Bighetty & Bighetty
About Bighetty & Bighetty
The Bighetty brothers can’t help themselves. They’ve been finding new ways to get people to laugh ever since they can remember. A few years ago a chance run-in with a discarded puppet lead to a new age of ridiculousity and awesomeness. The puppet troop Bighetty & Bighetty was formed.
The puppets – named Marcl, Baptiste, Michel and The Chief – are quite the characters. As much as they’re reminiscent of the renowned Muppet or Sesame Street franchises, there’s one distinct difference: They’re clearly Indigenous. And they seem to have a mind of their own. The hilarious antics of these little dudes revolves around having fun with every day occurrences in their community, their wit and charm on display as they slide back and forth from English and Cree. When they aren’t hamming it up in front of a cell phone camera for an online video, they’re getting a smile a second performing at schools for children.
The brothers themselves – Ken, Andrew, Kelsey, Dan & Russell – didn’t have much of a background in performing, but they were born with the gift of humour. Lead by the eldest, Russell and his charismatic personality, they created characters based on what they saw around them in their own community. It wasn’t long when they realized that using the puppets to speak in Cree would be a fun way to engage children in learning the language.
It started with short skits to entertain friends and family. Before long, they had tens of thousands of views on social media and requests for performances from communities across Manitoba. If you believe it, they even take their show on the road – like rock stars – sometimes performing in 8 communities in 6 days. The puppets are mobbed by children. Even elders stop to talk to the Bighetty brothers, engaging with their alter egos.

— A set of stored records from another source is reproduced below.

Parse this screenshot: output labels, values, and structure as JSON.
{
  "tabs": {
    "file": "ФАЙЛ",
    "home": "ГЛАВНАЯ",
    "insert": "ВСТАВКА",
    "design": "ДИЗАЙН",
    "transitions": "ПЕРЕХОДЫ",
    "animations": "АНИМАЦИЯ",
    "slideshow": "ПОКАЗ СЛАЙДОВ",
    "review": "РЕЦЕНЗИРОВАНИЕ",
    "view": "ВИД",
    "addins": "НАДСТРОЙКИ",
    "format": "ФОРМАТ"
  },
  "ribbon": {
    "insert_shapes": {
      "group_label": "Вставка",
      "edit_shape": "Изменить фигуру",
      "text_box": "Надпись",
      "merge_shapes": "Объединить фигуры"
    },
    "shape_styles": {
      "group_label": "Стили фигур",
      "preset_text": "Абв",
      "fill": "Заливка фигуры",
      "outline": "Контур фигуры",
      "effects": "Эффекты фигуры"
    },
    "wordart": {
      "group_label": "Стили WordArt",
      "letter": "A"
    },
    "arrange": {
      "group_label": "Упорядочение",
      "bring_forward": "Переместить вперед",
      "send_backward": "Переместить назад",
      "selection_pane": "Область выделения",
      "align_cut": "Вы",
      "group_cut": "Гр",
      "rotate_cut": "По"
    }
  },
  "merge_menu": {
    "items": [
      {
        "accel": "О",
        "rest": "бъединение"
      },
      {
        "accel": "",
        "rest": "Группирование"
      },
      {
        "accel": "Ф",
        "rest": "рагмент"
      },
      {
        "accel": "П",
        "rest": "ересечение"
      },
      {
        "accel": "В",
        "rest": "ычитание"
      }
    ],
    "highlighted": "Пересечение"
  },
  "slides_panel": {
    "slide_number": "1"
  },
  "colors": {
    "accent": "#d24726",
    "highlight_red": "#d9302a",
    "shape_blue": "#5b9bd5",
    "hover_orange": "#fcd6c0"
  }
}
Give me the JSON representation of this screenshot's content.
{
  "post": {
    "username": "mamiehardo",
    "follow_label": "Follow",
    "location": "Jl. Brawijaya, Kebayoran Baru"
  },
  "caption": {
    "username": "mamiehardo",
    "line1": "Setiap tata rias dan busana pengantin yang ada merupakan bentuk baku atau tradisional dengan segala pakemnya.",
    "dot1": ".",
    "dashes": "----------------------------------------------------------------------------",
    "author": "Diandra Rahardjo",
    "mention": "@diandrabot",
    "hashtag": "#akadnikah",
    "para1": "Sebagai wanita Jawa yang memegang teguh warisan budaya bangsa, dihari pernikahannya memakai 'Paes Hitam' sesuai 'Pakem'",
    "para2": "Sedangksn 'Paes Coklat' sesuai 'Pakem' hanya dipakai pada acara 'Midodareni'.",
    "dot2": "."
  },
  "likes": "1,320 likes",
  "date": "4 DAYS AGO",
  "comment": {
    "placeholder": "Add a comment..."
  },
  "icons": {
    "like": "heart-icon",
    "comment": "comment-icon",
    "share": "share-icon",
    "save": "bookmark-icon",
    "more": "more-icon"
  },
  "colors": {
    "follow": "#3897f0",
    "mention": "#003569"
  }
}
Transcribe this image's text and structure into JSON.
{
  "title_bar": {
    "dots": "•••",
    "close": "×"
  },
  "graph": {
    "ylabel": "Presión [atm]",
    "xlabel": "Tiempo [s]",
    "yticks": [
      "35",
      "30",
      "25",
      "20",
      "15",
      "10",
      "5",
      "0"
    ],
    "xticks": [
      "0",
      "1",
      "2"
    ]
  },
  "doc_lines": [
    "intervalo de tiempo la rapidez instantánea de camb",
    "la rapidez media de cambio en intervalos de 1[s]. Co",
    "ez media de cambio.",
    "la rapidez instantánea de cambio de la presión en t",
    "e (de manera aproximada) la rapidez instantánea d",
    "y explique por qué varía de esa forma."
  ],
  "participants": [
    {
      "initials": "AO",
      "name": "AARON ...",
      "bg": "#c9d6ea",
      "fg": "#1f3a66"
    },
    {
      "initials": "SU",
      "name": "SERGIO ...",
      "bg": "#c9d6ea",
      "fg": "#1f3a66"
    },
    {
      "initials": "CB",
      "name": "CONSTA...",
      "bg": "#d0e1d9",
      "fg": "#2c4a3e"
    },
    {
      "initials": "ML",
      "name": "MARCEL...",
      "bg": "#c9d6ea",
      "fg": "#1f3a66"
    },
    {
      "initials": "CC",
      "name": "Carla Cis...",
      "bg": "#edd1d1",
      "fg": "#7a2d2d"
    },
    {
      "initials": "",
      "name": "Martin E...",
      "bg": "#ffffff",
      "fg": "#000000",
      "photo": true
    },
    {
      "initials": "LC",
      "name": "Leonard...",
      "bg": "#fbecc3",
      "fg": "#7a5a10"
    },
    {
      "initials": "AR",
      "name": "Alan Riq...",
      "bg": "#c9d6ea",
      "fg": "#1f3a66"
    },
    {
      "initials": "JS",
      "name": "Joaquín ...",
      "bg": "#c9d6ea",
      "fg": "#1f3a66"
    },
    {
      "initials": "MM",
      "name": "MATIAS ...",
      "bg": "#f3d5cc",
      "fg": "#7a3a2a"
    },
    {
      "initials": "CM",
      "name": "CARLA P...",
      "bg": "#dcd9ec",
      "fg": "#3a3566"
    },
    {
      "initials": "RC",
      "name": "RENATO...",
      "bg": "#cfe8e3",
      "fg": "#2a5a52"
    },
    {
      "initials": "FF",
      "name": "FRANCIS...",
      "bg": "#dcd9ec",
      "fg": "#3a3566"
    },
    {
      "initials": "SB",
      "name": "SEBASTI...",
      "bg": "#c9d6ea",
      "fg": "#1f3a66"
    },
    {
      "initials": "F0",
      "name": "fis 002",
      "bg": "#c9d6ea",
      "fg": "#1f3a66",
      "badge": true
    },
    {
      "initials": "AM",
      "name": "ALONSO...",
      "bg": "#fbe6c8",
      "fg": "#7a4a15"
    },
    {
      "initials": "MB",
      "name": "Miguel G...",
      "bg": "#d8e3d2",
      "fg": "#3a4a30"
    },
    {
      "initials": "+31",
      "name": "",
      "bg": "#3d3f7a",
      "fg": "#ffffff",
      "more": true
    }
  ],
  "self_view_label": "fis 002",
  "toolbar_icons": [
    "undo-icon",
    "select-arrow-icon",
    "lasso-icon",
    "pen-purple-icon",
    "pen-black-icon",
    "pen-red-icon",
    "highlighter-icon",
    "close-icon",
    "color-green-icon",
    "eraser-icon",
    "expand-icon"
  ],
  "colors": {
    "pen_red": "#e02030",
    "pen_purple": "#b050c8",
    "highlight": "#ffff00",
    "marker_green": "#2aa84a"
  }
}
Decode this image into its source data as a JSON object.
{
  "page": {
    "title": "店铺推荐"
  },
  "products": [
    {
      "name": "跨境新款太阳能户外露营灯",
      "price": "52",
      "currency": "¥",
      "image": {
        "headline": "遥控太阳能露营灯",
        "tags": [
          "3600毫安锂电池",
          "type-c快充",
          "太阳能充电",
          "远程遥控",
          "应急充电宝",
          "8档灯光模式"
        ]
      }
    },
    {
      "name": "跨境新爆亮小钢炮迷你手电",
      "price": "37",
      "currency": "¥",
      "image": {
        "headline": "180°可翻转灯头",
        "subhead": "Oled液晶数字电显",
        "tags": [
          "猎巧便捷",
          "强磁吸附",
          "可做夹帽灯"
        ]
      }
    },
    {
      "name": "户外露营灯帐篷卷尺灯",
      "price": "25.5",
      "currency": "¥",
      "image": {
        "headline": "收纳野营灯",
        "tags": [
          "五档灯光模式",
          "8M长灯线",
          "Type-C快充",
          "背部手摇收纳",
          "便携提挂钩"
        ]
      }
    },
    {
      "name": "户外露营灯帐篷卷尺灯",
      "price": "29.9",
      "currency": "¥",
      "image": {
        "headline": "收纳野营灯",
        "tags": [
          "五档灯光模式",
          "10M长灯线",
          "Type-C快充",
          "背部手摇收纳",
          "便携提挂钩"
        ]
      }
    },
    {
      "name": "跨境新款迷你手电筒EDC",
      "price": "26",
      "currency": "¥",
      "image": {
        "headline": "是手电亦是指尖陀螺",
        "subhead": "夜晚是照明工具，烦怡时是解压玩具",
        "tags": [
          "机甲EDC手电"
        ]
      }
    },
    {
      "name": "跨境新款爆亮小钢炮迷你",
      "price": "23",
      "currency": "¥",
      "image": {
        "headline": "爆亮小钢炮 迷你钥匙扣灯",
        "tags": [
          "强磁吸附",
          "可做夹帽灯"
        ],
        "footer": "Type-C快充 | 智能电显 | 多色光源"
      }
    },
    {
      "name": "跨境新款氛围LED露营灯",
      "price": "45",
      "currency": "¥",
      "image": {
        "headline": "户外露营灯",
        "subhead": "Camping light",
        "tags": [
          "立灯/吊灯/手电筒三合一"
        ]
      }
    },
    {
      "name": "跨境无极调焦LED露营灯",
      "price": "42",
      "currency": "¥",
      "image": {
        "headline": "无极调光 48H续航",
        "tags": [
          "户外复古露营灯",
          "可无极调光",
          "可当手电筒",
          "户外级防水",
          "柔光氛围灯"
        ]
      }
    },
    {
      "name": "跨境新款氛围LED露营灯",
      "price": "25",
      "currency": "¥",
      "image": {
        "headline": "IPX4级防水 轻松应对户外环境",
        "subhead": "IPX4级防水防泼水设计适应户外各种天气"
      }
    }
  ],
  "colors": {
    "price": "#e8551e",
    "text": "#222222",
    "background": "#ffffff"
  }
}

Tragically, in the spring of 2018, Russell passed away. Deeply wounded, the remaining brothers carried on, determined to keep the joy of their performances alive. Russell would always say that there’s magic with the puppets and that a child’s smile is precious. Rather than sadness, the surviving brothers choose laughter.
The puppets, well they’ve got another idea entirely. Now knowing of how big of a deal they’re becoming – getting upwards of 50,000 views on some of their content – they’re starting to think that they should get their independence. Unaware of the nature of their existence, they’ve got a mission of their own, to move to self-determination. Who knows what could happen if the puppets have their way. Will the brothers continue to their joyous mission or will the puppets own misadventures create a havoc we have rarely seen on reserve?